In addition to the standard formula for the area of a trapezoid using its bases, we can also calculate the area of a trapezoid with its median and its height. The median is the line connecting the two midpoints of the trapezoid's legs - the non-parallel sides of a trapezoid. The median is also called the midsegment or midline.
BCD is a trapezoid, AB||CD. EF is a line connecting the midpoints of legs AD and BC, AE=ED and BF=FC. h is the height of the trapezoid. Find a formula for its area using h and |EF|
Let's see how we can relate what we know about the trapezoid's median to the formula we already have for the area of trapezoid. The area of a trapezoid is (short base+long base)·height/2, or A=½(AB+DC)·h.
In this problem, we have the height, and the median or midsegment. From the trapezoid midsegment theorem, we have the relationship between the midsegment and the bases: |EF|=½(AB+DC). Looking at the two formulas, we see we can simply substitute EF for ½(AB+DC) in the formula for the area and get A=|EF|·h
(1) A=½(AB+DC)·h //Area of trapezoid
(2) AE=ED, BF=FC //given
(3) EF is the midsegment //(2), Defintion of midsegment
(4) |EF| = ½(AB+DC) //(3), trapezoid midsegment theorem
(5) A = |EF| ·h //(1), (4), substitution
Another way to solve this problem
In the above section, we relied on recognizing that the formula for the area of a trapezoid -A=½(AB+DC)·h looks very similar to the formula for the length of the midsegment - |EF| = ½(AB+DC) , and made a substitution that resulted in a very compact, elegant solution.
But what if we don't immediately recognize that the formulas are similar, or don't remember that the midsegment is equal to half the sum of the bases? Let's look at another way to solve this, without relying on that.

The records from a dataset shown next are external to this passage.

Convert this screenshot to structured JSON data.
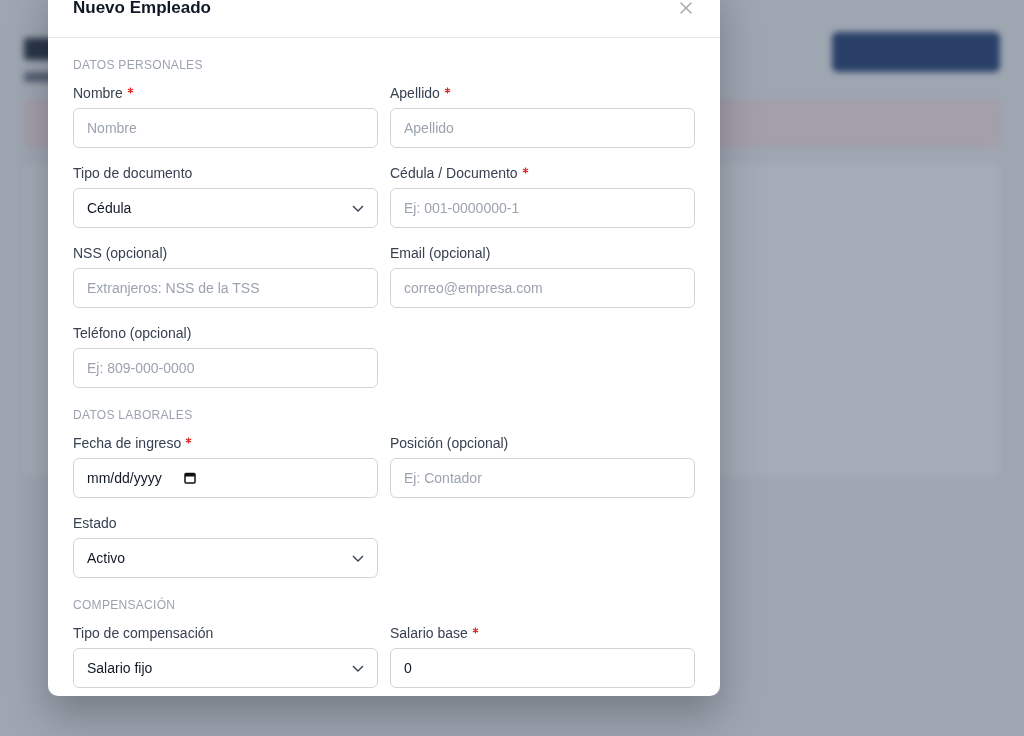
{
  "modal": {
    "title": "Nuevo Empleado",
    "sections": [
      {
        "heading": "DATOS PERSONALES",
        "fields": [
          {
            "label": "Nombre",
            "required": true,
            "kind": "text",
            "placeholder": "Nombre"
          },
          {
            "label": "Apellido",
            "required": true,
            "kind": "text",
            "placeholder": "Apellido"
          },
          {
            "label": "Tipo de documento",
            "required": false,
            "kind": "select",
            "value": "Cédula"
          },
          {
            "label": "Cédula / Documento",
            "required": true,
            "kind": "text",
            "placeholder": "Ej: 001-0000000-1"
          },
          {
            "label": "NSS (opcional)",
            "required": false,
            "kind": "text",
            "placeholder": "Extranjeros: NSS de la TSS"
          },
          {
            "label": "Email (opcional)",
            "required": false,
            "kind": "text",
            "placeholder": "correo@empresa.com"
          },
          {
            "label": "Teléfono (opcional)",
            "required": false,
            "kind": "text",
            "placeholder": "Ej: 809-000-0000"
          }
        ]
      },
      {
        "heading": "DATOS LABORALES",
        "fields": [
          {
            "label": "Fecha de ingreso",
            "required": true,
            "kind": "date",
            "value": "mm/dd/yyyy"
          },
          {
            "label": "Posición (opcional)",
            "required": false,
            "kind": "text",
            "placeholder": "Ej: Contador"
          },
          {
            "label": "Estado",
            "required": false,
            "kind": "select",
            "value": "Activo"
          }
        ]
      },
      {
        "heading": "COMPENSACIÓN",
        "fields": [
          {
            "label": "Tipo de compensación",
            "required": false,
            "kind": "select",
            "value": "Salario fijo"
          },
          {
            "label": "Salario base",
            "required": true,
            "kind": "text",
            "value": "0"
          }
        ]
      }
    ]
  }
}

Because EF is a line that connects midpoints of sides, we might be able to use the triangle midsegment theorem - but for that, we need a triangle. So let's draw one, using the diagonal AC:
Solution using the triangle midsegment theorem
In triangle ΔACD, |EG| is a line parallel to the base CD, which starts from the midpoint of side AD - so by the converse triangle midsegment theorem, it is a midsegment, and equal to half the base. Let's set |EG|=x. If x is equal to half the base, then the base CD must equal 2x.
Now let's look at the other triangle, ΔACB. Using the same reasoning as above, |GF| starts from the midpoint of side BC and is parallel to AB - so by the converse triangle midsegment theorem, it is a midsegment, and equal to half the base. The length of |GF| is |EF|-x, so base AB is 2·(|EF|-x), or 2·|EF|-2x.
Now let's plug those values into the formula for the area of a trapezoid:
(2) AB= 2·|EF|-2x
(4) A=½(2·|EF|-2x+2x)·h = ½(2·|EF|)·h = |EF|·h